Our solution is to supply garments in petite, regular and long fittings as well as a wide choice of sizes. For many clients, we also offer a selection of garments within overall corporate wardrobes. This lets wearers choose from different styles, fabrics and sizing, including body shape and height, to increase the range of garments that suit them.
We think all staff should feel they are being treated fairly so every corporate wardrobe ought to have enough flexibility to accommodate special requirements such as maternity.
Maternity is a factor that we take into account at the design stage of developing a new range. With maternity garments, we like to offer styles that allow for the expansion of waistbands. We also ensure that maternity garments work alongside the rest of the corporate wardrobe worn by colleagues. We want the expectant mother to be comfortable and to feel part of the team, not isolated in an oversized ‘tent’.
Online ordering and returns
Incorporatewear has been a pioneer of online ordering. We even have an iPhone application so that wearers and managers can get real-time information about garment orders. Now that customers can order online, we have to work hard to avoid people ordering the wrong size since they are not able to try on garments beforehand.
Most of the items returned to clothing companies are due to size issues - items being too small, too large, too tight, too baggy and so on.
To try to ensure our wearers get it right first time, communication is vital so we issue “how to” guides, measuring packs including tapes and size charts, and DVDs. We hold workshops on self-measurement, and we provide a home measuring service. We regularly survey all the main retailers’ size charts and adapt our sizing books so that our sizes reflect what our wearers are used to on the high street. We also provide bespoke measuring guides to help wearers get the best fit for comfort and shape.

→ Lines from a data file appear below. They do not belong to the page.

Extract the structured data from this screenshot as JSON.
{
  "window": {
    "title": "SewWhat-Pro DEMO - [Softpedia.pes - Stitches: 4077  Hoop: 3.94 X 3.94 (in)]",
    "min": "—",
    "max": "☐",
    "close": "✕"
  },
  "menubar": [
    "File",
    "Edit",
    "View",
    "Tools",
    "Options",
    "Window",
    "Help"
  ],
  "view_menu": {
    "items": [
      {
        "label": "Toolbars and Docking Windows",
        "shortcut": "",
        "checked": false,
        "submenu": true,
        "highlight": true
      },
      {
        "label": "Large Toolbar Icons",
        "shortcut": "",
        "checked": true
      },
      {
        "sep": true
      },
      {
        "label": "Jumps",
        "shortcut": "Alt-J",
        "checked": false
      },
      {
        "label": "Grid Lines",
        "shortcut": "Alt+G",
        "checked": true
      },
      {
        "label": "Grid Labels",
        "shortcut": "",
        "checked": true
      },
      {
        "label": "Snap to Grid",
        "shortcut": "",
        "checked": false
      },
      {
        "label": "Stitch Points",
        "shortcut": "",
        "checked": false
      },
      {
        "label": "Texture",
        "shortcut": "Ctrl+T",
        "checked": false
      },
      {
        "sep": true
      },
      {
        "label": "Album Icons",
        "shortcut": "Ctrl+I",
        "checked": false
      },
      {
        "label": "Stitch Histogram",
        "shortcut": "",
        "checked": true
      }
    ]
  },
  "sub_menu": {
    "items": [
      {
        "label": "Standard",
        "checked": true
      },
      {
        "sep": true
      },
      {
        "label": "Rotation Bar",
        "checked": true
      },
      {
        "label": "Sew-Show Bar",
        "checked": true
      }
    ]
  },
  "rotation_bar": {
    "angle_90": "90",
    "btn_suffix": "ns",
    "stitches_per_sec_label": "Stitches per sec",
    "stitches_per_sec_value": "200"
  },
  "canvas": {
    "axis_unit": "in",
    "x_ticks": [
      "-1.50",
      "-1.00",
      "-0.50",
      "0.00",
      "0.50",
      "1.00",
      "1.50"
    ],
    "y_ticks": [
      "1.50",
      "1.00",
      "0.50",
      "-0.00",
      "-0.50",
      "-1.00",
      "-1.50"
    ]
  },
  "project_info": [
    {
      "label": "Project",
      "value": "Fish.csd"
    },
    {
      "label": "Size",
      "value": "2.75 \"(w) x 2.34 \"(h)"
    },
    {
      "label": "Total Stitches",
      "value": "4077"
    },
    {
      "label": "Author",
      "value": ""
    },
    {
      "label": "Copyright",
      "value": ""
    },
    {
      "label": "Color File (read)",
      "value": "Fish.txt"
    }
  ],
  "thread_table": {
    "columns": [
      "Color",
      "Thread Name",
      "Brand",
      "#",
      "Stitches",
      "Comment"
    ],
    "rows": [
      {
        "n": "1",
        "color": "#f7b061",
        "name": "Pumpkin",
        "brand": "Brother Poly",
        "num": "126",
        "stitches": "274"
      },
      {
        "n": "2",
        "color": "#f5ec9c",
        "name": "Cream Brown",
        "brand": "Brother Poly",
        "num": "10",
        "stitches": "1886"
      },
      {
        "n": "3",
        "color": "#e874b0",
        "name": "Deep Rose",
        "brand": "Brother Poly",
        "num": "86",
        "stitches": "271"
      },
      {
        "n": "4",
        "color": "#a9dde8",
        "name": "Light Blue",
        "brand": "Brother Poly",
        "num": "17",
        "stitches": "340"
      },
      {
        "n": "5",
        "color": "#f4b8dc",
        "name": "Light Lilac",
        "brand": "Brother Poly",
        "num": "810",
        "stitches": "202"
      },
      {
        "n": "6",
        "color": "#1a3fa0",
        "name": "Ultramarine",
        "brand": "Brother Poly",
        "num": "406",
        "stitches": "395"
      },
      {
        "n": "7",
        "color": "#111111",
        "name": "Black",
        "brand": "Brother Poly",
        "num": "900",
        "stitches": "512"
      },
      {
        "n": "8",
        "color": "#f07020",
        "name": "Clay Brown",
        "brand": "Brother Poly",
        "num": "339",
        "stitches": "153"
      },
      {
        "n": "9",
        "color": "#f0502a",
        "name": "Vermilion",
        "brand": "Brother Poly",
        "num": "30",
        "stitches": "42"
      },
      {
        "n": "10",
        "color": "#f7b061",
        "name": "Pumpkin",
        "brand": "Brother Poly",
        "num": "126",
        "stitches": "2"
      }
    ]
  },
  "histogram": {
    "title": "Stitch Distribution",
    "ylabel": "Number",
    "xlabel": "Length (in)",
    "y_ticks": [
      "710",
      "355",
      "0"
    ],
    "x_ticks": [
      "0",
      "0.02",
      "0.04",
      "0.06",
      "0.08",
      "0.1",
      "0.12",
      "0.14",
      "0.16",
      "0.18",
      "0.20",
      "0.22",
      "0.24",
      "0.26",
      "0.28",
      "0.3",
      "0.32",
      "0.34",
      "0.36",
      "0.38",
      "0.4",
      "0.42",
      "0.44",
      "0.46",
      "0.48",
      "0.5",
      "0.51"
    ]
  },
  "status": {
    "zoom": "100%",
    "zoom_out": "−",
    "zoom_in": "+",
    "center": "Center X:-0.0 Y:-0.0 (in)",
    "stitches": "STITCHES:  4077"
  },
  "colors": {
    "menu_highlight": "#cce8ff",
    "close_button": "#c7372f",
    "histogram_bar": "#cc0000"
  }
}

If people follow our guidance, it virtually eliminates returns. Of course, there will always be some wearers who don’t take the advice and others who may be in denial about their ‘real’ size so we do have to deal with some returns and queries on fit.
Fitting people of many different nationalities, working in a variety of occupations in countries all over the world will always be a challenge but the benefits are clear. Everyone involved in corporate clothing must give this complex issue the attention it deserves.